Comment: Re:Boston Dynamics is a typical example of... (Score 1) 257

by poet (#45051541) Attached to: Boston Dynamics Wildcat Can Gallop — No Strings Attached

That will come. Military technologies generally make it down to the consumer but only the military can afford to pay for the R&D into such things. Once it is produced, used and does all its killing, it will make it down to the consumer for exactly what you say.

Comment: Re:Megalomanic (Score 0) 290

by poet (#44974241) Attached to: New Unix Implementation Turns 30

At this point none. Originally Emacs. Which was very important to the 1980s and early 1990s free software movement. I think he was heavily involved with the early movements for GCC like the debugger and its ability to handle multiple languages especially COBOL.

Yes he was involved in GCC and of course Emacs. I am not suggesting in anyway that his contributions weren't valuable. Just as his contributions today are valuable. What I am saying is it wasn't "he" who accomplished all of this. It was a huge army of people who prescribed to similar ideals as RMS.

My previous post got marked as Troll is actually kind of surprising since I wasn't bashing RMS in anyway. I just was trying to keep the record straight. If you look at the history of his two greatest (known) feats, Emacs and GCC I think you will see that they both truly started to progress once he wasn't involved as much and focused more on what he is really good at, which is espousing his ideas.

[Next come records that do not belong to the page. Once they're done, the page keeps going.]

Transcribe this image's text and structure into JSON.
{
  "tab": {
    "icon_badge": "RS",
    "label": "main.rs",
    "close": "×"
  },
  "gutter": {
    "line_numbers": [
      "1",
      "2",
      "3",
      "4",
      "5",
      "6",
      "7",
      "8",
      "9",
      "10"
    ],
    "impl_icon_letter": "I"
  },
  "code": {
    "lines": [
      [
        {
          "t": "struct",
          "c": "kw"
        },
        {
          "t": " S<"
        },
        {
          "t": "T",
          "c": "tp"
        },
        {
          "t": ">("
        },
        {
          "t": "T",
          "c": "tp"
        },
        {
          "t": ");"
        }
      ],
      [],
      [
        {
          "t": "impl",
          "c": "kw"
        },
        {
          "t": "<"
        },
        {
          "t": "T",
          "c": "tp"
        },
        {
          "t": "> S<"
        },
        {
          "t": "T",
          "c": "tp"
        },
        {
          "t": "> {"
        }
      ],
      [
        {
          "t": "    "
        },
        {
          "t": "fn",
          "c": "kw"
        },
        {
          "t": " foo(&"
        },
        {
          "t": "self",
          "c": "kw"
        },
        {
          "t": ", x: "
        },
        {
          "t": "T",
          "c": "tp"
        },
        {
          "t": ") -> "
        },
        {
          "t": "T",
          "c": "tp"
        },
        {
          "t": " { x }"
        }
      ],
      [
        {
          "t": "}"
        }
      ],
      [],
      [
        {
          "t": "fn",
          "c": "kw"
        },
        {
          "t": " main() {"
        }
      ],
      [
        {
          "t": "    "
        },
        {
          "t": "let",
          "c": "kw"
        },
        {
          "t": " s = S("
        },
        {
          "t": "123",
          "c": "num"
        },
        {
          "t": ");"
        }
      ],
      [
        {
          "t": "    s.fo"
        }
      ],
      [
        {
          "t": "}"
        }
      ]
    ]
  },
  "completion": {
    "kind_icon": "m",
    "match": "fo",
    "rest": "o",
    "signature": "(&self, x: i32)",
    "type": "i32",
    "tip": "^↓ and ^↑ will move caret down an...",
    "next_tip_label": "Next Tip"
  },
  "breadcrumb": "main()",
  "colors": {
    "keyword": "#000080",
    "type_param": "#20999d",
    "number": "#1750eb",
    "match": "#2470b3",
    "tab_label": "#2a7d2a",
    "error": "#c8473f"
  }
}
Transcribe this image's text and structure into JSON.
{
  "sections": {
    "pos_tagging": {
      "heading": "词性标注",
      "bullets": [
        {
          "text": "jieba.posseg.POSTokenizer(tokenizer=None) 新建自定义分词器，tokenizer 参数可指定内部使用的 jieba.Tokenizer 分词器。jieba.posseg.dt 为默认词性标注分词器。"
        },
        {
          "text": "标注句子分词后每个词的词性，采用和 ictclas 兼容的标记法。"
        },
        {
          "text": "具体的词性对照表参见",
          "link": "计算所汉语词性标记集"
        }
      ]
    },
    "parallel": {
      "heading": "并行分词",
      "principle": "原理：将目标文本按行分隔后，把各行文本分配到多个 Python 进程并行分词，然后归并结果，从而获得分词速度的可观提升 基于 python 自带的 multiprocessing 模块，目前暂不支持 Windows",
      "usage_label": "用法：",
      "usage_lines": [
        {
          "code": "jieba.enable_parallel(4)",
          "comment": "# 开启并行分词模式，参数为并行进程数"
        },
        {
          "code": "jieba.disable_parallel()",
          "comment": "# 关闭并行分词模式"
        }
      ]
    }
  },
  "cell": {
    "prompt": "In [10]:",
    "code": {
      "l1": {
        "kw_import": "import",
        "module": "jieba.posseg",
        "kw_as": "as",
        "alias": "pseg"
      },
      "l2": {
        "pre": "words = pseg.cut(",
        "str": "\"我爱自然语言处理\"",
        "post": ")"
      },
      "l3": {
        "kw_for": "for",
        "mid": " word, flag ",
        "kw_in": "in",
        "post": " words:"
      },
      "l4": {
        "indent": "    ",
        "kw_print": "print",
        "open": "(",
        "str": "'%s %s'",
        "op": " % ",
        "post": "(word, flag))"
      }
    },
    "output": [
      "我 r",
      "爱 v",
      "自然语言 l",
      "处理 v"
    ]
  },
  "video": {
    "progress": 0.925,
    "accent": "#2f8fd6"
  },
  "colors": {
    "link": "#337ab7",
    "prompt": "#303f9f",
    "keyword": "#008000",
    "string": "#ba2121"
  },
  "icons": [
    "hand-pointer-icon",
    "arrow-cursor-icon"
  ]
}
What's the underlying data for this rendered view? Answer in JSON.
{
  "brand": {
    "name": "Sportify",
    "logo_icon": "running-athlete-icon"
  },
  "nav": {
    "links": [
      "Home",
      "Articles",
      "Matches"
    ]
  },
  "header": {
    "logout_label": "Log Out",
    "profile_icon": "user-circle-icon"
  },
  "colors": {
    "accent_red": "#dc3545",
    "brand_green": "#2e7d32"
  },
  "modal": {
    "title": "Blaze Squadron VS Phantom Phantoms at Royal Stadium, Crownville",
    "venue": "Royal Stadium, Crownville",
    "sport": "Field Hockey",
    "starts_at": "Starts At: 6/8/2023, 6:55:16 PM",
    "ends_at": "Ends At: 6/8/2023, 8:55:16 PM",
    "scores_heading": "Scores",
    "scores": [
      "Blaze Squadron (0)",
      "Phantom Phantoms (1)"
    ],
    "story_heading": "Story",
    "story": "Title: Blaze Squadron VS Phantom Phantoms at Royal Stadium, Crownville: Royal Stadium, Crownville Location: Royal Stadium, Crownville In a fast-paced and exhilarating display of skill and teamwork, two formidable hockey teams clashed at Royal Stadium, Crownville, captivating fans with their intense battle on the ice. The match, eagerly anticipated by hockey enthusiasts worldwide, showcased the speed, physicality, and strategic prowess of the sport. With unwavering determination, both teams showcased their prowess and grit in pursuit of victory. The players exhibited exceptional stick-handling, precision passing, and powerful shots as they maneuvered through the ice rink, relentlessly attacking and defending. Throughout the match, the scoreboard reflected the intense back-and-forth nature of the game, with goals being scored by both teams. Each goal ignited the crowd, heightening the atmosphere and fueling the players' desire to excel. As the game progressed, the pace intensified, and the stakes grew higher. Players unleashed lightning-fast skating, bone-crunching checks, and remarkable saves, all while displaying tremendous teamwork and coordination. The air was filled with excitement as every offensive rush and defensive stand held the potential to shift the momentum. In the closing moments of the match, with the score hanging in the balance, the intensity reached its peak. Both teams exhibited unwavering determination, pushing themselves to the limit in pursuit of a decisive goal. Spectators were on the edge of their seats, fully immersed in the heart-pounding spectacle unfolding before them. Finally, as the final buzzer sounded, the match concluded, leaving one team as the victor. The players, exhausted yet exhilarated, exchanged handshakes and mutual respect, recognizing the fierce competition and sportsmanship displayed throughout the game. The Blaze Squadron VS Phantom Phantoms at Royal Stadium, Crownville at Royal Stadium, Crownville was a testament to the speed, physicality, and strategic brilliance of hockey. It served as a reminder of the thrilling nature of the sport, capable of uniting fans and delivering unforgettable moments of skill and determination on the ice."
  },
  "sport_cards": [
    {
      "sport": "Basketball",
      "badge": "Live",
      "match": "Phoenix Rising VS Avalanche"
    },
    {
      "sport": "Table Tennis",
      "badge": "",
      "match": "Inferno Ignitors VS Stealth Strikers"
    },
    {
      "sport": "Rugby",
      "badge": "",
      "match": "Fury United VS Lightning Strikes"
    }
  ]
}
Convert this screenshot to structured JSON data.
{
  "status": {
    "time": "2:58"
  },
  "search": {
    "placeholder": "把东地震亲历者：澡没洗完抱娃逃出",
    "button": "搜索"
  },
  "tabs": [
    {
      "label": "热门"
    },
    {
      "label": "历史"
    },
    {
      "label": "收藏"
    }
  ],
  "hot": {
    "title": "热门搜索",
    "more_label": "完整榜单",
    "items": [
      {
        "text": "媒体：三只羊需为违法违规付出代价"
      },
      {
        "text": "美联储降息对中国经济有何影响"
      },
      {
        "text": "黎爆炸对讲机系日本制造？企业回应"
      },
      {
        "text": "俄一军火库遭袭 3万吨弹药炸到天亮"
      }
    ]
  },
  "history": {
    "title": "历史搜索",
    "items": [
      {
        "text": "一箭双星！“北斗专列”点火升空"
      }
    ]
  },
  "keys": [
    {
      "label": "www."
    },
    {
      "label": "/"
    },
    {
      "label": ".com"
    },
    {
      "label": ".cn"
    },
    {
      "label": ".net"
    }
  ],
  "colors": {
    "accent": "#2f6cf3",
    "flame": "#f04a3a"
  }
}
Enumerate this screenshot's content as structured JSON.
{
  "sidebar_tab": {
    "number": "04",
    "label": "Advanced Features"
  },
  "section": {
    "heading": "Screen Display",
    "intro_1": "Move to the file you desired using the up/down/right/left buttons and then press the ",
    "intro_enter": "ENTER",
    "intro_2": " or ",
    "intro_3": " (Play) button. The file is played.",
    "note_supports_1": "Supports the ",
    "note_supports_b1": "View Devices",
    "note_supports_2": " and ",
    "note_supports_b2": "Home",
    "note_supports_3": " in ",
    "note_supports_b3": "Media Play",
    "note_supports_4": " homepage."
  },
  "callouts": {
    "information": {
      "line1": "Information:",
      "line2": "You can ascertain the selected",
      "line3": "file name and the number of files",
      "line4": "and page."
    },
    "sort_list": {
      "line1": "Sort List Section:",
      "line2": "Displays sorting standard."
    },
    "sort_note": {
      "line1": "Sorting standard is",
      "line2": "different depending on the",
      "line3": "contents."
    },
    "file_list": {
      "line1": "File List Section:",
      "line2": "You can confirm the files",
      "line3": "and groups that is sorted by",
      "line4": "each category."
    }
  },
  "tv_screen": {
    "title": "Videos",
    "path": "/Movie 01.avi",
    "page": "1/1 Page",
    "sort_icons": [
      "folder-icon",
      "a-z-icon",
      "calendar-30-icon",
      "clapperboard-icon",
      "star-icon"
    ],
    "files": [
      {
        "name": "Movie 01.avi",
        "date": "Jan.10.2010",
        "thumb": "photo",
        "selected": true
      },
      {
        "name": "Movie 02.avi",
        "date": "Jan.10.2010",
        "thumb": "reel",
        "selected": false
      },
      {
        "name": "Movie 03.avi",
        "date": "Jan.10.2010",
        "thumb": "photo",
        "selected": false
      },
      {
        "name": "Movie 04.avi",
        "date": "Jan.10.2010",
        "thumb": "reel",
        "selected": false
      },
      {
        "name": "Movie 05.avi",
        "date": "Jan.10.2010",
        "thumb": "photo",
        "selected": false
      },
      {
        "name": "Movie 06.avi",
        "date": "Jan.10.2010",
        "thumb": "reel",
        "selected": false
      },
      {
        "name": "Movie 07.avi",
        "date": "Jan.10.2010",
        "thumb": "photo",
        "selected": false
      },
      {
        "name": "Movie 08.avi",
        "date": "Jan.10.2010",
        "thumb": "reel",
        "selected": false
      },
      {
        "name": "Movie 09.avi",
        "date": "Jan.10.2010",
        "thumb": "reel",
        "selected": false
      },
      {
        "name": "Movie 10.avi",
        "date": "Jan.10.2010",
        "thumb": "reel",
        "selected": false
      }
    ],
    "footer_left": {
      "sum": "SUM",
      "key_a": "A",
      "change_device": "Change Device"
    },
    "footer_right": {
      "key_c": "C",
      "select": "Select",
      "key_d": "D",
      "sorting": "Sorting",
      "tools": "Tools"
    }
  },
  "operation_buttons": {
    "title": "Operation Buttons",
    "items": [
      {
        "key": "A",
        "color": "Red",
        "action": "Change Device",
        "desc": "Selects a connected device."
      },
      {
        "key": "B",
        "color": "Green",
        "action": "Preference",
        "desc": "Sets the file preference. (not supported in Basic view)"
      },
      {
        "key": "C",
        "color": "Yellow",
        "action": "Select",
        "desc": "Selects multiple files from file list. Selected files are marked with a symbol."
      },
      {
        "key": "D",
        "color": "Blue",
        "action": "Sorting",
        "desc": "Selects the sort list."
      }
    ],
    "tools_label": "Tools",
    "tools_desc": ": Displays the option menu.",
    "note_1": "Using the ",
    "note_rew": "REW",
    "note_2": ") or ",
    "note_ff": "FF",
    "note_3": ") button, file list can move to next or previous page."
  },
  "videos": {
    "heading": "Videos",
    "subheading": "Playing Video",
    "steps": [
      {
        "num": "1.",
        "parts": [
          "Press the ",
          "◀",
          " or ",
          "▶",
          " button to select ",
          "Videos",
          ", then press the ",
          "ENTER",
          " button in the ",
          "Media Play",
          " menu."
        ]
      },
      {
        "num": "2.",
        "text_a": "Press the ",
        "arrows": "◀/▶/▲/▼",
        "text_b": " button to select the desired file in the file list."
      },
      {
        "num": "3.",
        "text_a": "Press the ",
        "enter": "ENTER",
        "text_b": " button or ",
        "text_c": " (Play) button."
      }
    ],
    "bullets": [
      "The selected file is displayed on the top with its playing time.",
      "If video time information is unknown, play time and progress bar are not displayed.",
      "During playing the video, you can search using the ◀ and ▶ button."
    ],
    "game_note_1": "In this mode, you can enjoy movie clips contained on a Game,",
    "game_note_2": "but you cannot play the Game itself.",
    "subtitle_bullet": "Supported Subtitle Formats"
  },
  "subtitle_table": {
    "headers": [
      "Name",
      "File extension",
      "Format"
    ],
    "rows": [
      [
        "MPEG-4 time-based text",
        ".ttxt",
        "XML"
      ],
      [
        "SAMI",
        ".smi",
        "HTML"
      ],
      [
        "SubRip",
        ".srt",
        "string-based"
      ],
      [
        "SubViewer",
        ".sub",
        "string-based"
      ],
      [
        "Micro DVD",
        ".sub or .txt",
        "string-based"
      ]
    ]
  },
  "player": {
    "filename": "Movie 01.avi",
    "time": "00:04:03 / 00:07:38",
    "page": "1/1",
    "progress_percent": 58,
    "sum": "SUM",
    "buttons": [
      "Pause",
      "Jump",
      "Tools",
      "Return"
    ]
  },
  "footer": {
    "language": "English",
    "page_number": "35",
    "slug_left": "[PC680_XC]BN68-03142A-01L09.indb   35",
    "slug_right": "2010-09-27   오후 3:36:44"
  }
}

Comment: Re:Megalomanic (Score 2, Informative) 290

by poet (#44973265) Attached to: New Unix Implementation Turns 30

No. He didn't. Was he a part of it? Absolutely but GNU has never produced a usable unix or unix like operating system and it certainly wasn't RMS it was hundreds of thousands of free software and open source developers.

Ask yourself, "What software projects does RMS devote his time too?". To my knowledge, not many if any. He is a great advocate and he has done many things for our community but he did not complete what he set out to do.

At the source of every error which is blamed on the computer you will find at least two human errors, including the error of blaming it on the computer.